If successful, Surplus will be the first person to circumnavigate the globe in a gyrocopter. He is using the epic journey to raise awareness of, and treatments for, bowel and other forms of cancer.
Surplus himself underwent treatment for bowel cancer after being diagnosed with the disease in 2003, at the unusually early age of 40. The round-the-world flight is an indication of his determination to overcome the illness.
For his journey, Surplus is flying a two-seat AutoGyro MT-03, which is powered by a 115 horsepower 914 Rotax engine and has no autopilot.
The 5-metre-long aircraft can cruise at over 120km/hr, and has a maximum flight endurance of around 6.5 hours—enough to cover around 900km. With an open cockpit, it is reminiscent of 1920s-era aircraft.
After leaving Northern Ireland, Surplus flew southeast over Britain, crossed the English Channel and traversed the Continent. Hopping across the Mediterranean Sea, he touched down in Egypt shortly before the nation was engulfed in its revolution.
He continued his journey through the Middle East, breaking the world record for the distance flown in a gyrocopter when he arrived in Calcutta, India, in April 2010. From there, he crossed the subcontinent to Bangladesh and continued on through Thailand and the Philippines to Japan—the 18th country en route—in July 2011.
Appropriately, gyrocopters have a close connection with Japan thanks to the James Bond film You Only Live Twice. In the 1967 thriller, Sir Sean Connery flies an aircraft, known as Little Nelly, against the forces of evil genius Ernst Blofeld, whose headquarters are concealed inside a volcano.
Even before coming up against the intransigence of Russian bureaucracy, Surplus’s journey had not all been plain sailing. He had to fly across raging forest fires in India, which was no small feat in an unprotected cockpit only a couple of thousand feet above the ground.
The pilot also had to make two emergency landings, one in the desert of Saudi Arabia, and the other in a lake in Thailand.
When planning the round-the-world route, Surplus explained that travelling from Japan across the Pacific Ocean by island hopping had been considered. However, while feasible in western parts of the ocean, the distances between potential landing sites in the eastern reaches made it impossible.
This made the northern route—from Hokkaido to Russia and on to Alaska—the only feasible path and, even then, only in the benign summer months.

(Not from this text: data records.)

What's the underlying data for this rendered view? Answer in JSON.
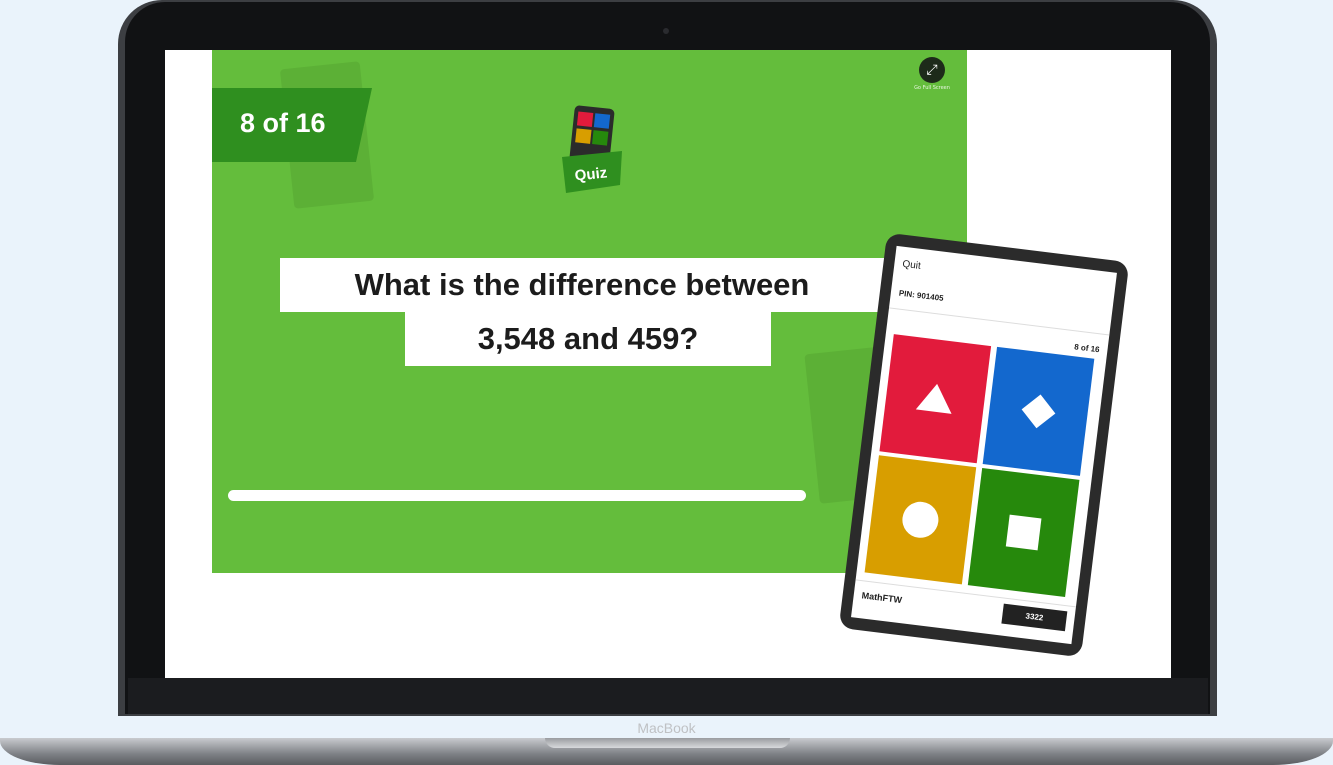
{
  "slide": {
    "counter": "8 of 16",
    "logo_label": "Quiz",
    "fullscreen_label": "Go Full Screen",
    "question_line1": "What is the difference between",
    "question_line2": "3,548 and 459?",
    "timer_progress": 1.0
  },
  "phone": {
    "quit_label": "Quit",
    "pin": "PIN: 901405",
    "counter": "8 of 16",
    "answers": [
      {
        "shape": "triangle",
        "color": "#e21b3c"
      },
      {
        "shape": "diamond",
        "color": "#1368ce"
      },
      {
        "shape": "circle",
        "color": "#d89e00"
      },
      {
        "shape": "square",
        "color": "#26890c"
      }
    ],
    "username": "MathFTW",
    "score": "3322"
  },
  "laptop": {
    "brand": "MacBook"
  },
  "colors": {
    "slide_green": "#64bd3c",
    "counter_green": "#2f8f1f"
  }
}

Because of the distances involved, Surplus would require a minimum of one refuelling stop in Russian territory. Although he has received permission to land for this purpose from no fewer than eight airfields in the region, he has been denied the opportunity by official silence.
“It is not as if a global world record attempt such as this poses any sort of meaningful security issue for any particular country”, Surplus said.
“Rather, it should be held up and viewed for what it is: a friendly, positive symbol of international cooperation, much like any other truly global sporting event, such as the Olympics or the football World Cup.
“Those events would simply not happen unless all the participating countries agreed to work together simply, and for no other purpose than, for the advancement and celebration of sporting achievement throughout the world”, he added.
“The world community is enriched by such events, and they are a constant reminder of our common humanity on this planet”.
Timing is important in order to keep to the schedule of making the potentially hazardous crossing to Greenland in June or July 2015. The final leg of his journey will take him to Iceland and back to Larne.
“Even though gyrocopters have been around for 90 years, this remains the last type of aircraft that has yet to fly around the world”, Surplus explained. “We will build the campaign again and finish the circumnavigation; it’s just a pity that it will have to be without the Russian leg”.